This is the poem that got me started writing poetry on my own time. In previous classes over the years we had written poems, usually following a form or writing haikus and limericks. Those were good ways of being introduced to poetry, but they didn’t seem to be very personal.
In May 1998, near the end of eighth grade, I was at home in the den/family room. I remember Mom called out asking me to bring her the newspaper or something. So I got up and walked toward the kitchen as requested, and the next thing I knew I was on the ground. I had blacked out or something. They ran tests at the hospital, including an EKG, but no one could find anything to explain what actually happened. I was given a heart monitor to wear for 24 hours.
I didn’t fully understand the seriousness of what happened that weekend. I just knew I detested having to wear the monitor. But I just wrote down what I felt on paper.
Journal entry: 5.26.98
Miss DuVall (a student-teacher) gave us a test today on figurative language. The first part was determining which sentence was what type. The second part was to write a poem using at least one example of each. I used a poem that I wrote over the weekend and I finished it out.
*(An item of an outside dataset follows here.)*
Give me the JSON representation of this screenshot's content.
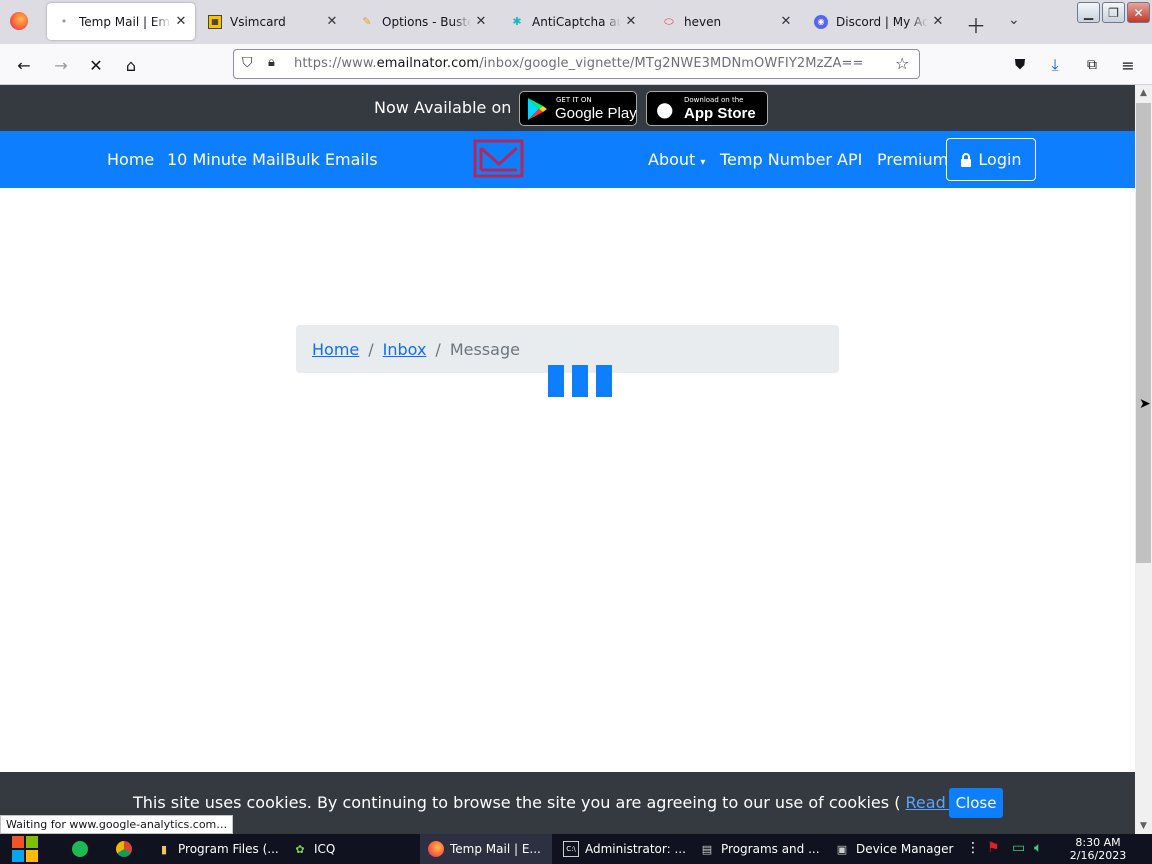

This is my poem:
It is all I feel
No one cares
No one hears
Bullets crash and create the gray-blue puddle beneath me
I look down and the waves beckon me to happiness
I try to open the closed doors of despair
But they are locked and the key is gone
It seems as if I am nonexistent to them
I am a ghost still living
Note: When I wrote this, I was feeling depressed about the holter monitor. I felt all alone and like no one understood me. (I had written about the hospital visit in a separate journal entry.)
Honestly, I’m surprised this poem didn’t prompt a visit to the school counselor or guidance counselor or something. Maybe because my teacher was friends with my parents? I don’t know, but seriously, there should have been a discussion of some sort.
Maybe I’m over-reacting with thinking this poem seems to hint at something deeper, thinking it should have resulted in a conference. But there seems to be way more anger and more emotion in these words than merely being upset about wearing a monitor. So, I don’t think being disturbed by the content is an over-reaction. We can try to ignore the impact of depression and mental health. But when it goes unacknowledged and unaddressed, there can be some fatal consequences.
In my case I think I was still seeing a psychiatrist, still trying to figure out the right medication combination. But the things that needed to be discussed weren’t always discussed. I might not have seen something as worth talking about, even though it bothered me. But a piece of writing like this sure seems to be tapping into something.
And I’m still not sure what caused the black out. But as I read through my journal from that year, I found an entry for the day before. I had actually talked to my uncle, who is a medical doctor, about feeling tired all the time and having moments of black outs. He thought it could be a lack of iron. Sadly, this kind of encounter wasn’t isolated. I had other episodes periodically as the years went on.